■ Brief:
Copy every line that holds the string "hahaha" from the data below.

■ Exercise data:
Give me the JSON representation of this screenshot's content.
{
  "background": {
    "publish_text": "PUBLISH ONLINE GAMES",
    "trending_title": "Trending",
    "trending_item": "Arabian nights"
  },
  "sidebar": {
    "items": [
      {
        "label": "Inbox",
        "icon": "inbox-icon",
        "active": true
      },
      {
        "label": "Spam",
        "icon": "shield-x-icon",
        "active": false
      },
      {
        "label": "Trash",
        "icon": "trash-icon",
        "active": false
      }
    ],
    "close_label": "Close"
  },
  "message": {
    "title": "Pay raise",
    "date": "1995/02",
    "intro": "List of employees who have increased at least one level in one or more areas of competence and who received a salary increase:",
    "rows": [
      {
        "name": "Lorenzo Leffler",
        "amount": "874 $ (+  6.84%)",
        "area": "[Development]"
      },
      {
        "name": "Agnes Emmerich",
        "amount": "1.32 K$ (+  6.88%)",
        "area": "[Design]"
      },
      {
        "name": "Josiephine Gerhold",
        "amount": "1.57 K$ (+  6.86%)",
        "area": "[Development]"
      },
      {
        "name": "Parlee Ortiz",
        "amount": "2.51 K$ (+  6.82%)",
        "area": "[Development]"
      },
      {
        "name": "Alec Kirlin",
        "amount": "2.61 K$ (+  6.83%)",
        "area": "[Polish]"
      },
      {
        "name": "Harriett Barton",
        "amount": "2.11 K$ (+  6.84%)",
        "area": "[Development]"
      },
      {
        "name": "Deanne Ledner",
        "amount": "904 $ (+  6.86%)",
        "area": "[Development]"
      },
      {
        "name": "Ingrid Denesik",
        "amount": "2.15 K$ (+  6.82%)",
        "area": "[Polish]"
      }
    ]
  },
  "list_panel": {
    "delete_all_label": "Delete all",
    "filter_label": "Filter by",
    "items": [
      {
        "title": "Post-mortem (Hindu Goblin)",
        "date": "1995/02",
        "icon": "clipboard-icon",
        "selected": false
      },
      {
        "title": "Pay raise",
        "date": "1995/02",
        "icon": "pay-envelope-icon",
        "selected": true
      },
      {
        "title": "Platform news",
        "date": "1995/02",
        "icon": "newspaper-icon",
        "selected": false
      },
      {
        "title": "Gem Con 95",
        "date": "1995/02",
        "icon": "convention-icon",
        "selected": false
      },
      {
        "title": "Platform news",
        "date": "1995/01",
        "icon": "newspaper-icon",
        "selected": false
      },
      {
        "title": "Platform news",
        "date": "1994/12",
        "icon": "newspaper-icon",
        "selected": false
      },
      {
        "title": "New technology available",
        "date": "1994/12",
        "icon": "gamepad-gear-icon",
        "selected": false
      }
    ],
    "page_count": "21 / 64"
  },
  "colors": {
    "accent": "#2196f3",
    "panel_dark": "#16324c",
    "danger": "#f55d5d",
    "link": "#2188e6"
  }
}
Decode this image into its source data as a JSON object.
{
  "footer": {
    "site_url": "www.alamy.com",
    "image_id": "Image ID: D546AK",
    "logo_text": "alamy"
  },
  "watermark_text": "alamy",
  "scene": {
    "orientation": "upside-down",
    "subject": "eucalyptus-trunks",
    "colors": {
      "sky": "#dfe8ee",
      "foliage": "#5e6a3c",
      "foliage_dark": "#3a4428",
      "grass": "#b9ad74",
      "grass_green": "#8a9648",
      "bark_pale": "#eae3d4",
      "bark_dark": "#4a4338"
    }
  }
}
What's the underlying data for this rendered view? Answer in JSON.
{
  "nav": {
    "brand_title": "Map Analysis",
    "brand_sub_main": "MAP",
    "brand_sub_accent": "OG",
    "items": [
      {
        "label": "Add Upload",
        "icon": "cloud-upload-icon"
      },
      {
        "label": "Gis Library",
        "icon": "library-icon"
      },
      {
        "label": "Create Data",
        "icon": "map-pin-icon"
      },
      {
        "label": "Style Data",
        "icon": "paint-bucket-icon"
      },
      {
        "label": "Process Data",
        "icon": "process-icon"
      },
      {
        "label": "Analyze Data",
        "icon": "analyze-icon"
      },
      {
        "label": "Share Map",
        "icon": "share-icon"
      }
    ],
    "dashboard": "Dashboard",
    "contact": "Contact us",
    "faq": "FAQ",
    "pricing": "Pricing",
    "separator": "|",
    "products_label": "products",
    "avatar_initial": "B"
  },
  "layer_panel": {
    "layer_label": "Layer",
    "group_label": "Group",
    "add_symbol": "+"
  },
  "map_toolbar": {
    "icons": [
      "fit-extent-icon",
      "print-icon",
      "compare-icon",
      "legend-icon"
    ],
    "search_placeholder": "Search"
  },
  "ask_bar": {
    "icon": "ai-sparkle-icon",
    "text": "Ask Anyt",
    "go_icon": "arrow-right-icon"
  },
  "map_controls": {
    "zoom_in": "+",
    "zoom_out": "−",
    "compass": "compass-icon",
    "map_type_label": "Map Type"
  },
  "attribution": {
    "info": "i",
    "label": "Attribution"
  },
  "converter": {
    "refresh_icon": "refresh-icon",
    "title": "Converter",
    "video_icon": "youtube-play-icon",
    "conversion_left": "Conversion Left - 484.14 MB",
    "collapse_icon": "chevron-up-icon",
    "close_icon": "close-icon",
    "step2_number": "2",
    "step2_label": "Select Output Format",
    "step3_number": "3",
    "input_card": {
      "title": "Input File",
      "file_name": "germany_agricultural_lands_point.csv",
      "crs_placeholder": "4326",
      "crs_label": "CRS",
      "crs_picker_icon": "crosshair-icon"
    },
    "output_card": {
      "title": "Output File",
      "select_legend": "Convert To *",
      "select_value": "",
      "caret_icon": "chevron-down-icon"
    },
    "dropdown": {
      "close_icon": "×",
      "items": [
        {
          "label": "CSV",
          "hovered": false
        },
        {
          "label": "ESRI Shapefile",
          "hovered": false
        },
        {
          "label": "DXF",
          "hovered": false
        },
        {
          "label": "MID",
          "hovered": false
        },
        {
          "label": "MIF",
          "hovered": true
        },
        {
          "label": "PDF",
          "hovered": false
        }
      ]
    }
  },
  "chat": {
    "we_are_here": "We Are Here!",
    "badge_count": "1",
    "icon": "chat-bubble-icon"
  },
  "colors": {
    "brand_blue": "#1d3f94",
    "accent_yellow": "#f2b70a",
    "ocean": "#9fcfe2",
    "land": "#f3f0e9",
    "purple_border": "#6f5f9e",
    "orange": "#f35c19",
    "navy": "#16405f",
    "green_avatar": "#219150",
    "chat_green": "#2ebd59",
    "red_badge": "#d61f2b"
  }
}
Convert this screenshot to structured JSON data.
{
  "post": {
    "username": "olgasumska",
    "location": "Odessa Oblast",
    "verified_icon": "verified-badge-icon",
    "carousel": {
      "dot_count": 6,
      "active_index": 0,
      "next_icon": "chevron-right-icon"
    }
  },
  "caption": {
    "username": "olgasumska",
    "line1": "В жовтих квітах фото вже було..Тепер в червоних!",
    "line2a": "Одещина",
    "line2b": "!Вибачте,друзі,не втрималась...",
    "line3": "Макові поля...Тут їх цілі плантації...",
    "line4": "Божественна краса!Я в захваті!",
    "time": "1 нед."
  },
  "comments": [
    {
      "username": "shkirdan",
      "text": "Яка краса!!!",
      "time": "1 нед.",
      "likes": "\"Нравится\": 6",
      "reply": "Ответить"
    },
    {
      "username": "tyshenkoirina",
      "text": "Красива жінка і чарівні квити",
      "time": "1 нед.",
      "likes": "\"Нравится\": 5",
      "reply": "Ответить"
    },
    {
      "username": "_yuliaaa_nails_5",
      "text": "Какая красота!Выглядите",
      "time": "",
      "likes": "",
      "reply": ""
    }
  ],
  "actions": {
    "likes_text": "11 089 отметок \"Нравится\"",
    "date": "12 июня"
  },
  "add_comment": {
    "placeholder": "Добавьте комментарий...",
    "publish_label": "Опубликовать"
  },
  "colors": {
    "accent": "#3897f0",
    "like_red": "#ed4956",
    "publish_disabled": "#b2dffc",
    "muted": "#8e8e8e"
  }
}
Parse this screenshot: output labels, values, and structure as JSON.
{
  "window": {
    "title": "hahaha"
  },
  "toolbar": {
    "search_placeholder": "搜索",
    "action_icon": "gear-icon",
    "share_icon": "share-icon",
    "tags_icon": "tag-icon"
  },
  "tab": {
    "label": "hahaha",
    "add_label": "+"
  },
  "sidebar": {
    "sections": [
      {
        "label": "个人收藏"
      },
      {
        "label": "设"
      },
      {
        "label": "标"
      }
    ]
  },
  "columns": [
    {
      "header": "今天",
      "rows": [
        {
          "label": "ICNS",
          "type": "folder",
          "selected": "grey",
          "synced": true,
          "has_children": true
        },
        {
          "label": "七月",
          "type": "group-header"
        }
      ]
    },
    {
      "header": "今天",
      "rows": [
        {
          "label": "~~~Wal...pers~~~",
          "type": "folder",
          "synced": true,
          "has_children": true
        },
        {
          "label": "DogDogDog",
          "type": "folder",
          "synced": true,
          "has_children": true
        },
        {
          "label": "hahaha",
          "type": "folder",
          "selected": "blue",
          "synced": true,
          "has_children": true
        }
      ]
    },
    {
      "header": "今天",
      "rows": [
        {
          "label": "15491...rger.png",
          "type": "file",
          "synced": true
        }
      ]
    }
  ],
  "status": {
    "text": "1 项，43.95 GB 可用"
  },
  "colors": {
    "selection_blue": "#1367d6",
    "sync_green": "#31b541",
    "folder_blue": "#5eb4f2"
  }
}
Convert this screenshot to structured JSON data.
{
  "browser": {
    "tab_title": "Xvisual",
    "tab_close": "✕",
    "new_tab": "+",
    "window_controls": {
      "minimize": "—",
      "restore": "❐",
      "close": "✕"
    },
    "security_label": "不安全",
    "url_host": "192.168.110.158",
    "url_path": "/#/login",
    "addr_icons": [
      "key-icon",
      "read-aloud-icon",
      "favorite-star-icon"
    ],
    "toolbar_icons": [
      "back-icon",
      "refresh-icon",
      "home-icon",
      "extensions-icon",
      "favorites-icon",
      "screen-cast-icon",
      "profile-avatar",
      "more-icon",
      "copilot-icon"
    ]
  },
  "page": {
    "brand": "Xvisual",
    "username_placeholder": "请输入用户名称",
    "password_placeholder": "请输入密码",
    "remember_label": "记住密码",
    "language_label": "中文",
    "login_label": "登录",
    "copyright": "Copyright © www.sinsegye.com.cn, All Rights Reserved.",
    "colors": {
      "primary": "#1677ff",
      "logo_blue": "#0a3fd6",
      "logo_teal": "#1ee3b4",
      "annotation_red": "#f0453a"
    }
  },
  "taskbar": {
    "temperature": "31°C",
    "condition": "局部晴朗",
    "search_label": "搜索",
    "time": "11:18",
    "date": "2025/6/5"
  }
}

■ Answer space:
    "title": "hahaha"
    "label": "hahaha",
          "label": "hahaha",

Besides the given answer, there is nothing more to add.